As Asheville readies for a visit by Republican presidential hopeful Mitt Romney, it seems fitting to recall another Romney’s visit to the Carolinas some 35 years ago. George Romney, Mitt’s father, was governor of Michigan when he toured South Carolina’s Williamsburg County on September 27, 1967. The senior Romney was several months shy of announcing his run for the Oval Office. In fact, according to an account of his visit in The Charlotte Observer, he denied a published report that he planned to seek the Republican nomination, telling reporters “I haven’t decided yet.” Observer reporter Jack Bass reported that Romney was seeking to understand why blacks were migrating north. “Everywhere the reply was–lack of jobs,” Bass wrote.
In Williamsburg County, at the time South Carolina’s poorest county, Romney visited with 84-year-old “sharecropper” Joe Chandler (pictured above) and his relatives. Five of Chandler’s seven children had followed a familiar route for blacks of Williamsburg County and had moved north to Rochester, N.Y.
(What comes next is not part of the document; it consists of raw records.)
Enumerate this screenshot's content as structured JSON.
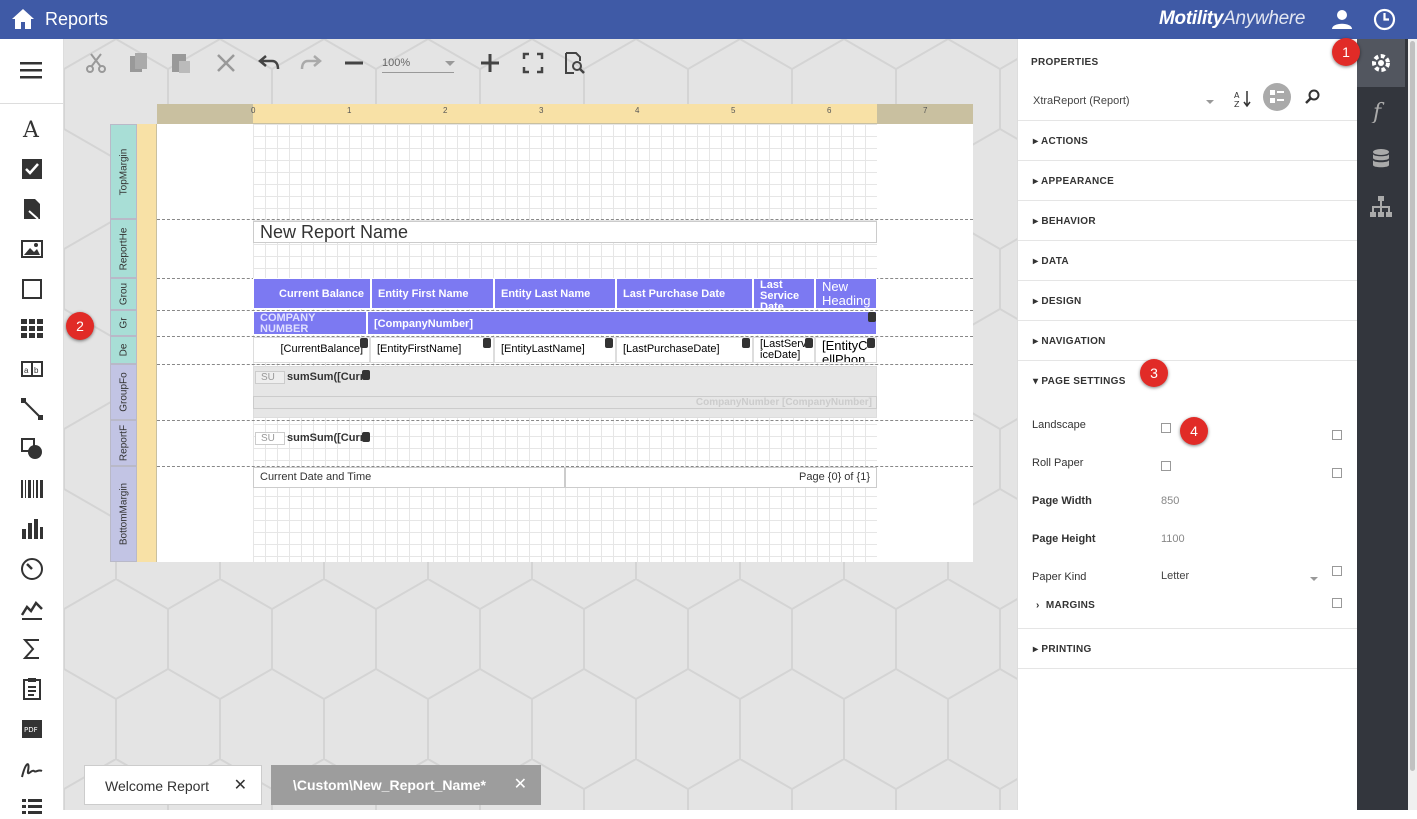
{
  "app": {
    "title": "Reports",
    "brand_bold": "Motility",
    "brand_rest": "Anywhere"
  },
  "left_tools": [
    "label-icon",
    "checkbox-icon",
    "rich-text-icon",
    "picture-box-icon",
    "panel-icon",
    "table-icon",
    "character-comb-icon",
    "line-icon",
    "shape-icon",
    "barcode-icon",
    "chart-icon",
    "gauge-icon",
    "sparkline-icon",
    "summary-icon",
    "page-info-icon",
    "pdf-content-icon",
    "signature-icon",
    "table-of-contents-icon"
  ],
  "toolbar": {
    "zoom_value": "100%"
  },
  "ruler": {
    "ticks": [
      "0",
      "1",
      "2",
      "3",
      "4",
      "5",
      "6",
      "7"
    ]
  },
  "bands": {
    "top_margin": "TopMargin",
    "report_header": "ReportHe",
    "group_header1": "Grou",
    "group_header2": "Gr",
    "detail": "De",
    "group_footer": "GroupFo",
    "report_footer": "ReportF",
    "bottom_margin": "BottomMargin"
  },
  "report": {
    "title": "New Report Name",
    "headers": [
      "Current Balance",
      "Entity First Name",
      "Entity Last Name",
      "Last Purchase Date",
      "Last Service Date",
      "New Heading"
    ],
    "group_label": "COMPANY NUMBER",
    "group_value": "[CompanyNumber]",
    "detail": [
      "[CurrentBalance]",
      "[EntityFirstName]",
      "[EntityLastName]",
      "[LastPurchaseDate]",
      "[LastServiceDate]",
      "[EntityCellPhon"
    ],
    "su_label": "SU",
    "sum_expr": "sumSum([Curr",
    "group_footer_text": "CompanyNumber [CompanyNumber]",
    "footer_left": "Current Date and Time",
    "footer_right": "Page {0} of {1}"
  },
  "tabs": [
    {
      "label": "Welcome Report"
    },
    {
      "label": "\\Custom\\New_Report_Name*"
    }
  ],
  "properties": {
    "heading": "PROPERTIES",
    "object": "XtraReport (Report)",
    "sections": [
      "ACTIONS",
      "APPEARANCE",
      "BEHAVIOR",
      "DATA",
      "DESIGN",
      "NAVIGATION",
      "PAGE SETTINGS"
    ],
    "page_settings": {
      "landscape_label": "Landscape",
      "roll_paper_label": "Roll Paper",
      "page_width_label": "Page Width",
      "page_width_value": "850",
      "page_height_label": "Page Height",
      "page_height_value": "1100",
      "paper_kind_label": "Paper Kind",
      "paper_kind_value": "Letter",
      "margins_label": "MARGINS"
    },
    "printing": "PRINTING"
  },
  "badges": [
    "1",
    "2",
    "3",
    "4"
  ],
  "colors": {
    "topbar": "#3f5aa6",
    "header_cell": "#7c79f2",
    "badge": "#e12b27",
    "rightbar": "#33363d"
  }
}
Romney’s visit was captured on film by Don Sturkey, a 36-year-old photographer for the Observer. Sturkey shot eight rolls of film that day as he followed Romney on his tours of Florence-Darlington Technical Education Center, a renovated downtown shopping mall, Williamsburg Memorial Hospital and Baxter Laboratory, the county’s major employer. The images below are the cropped photo as it appeared in the Observer and the uncropped original.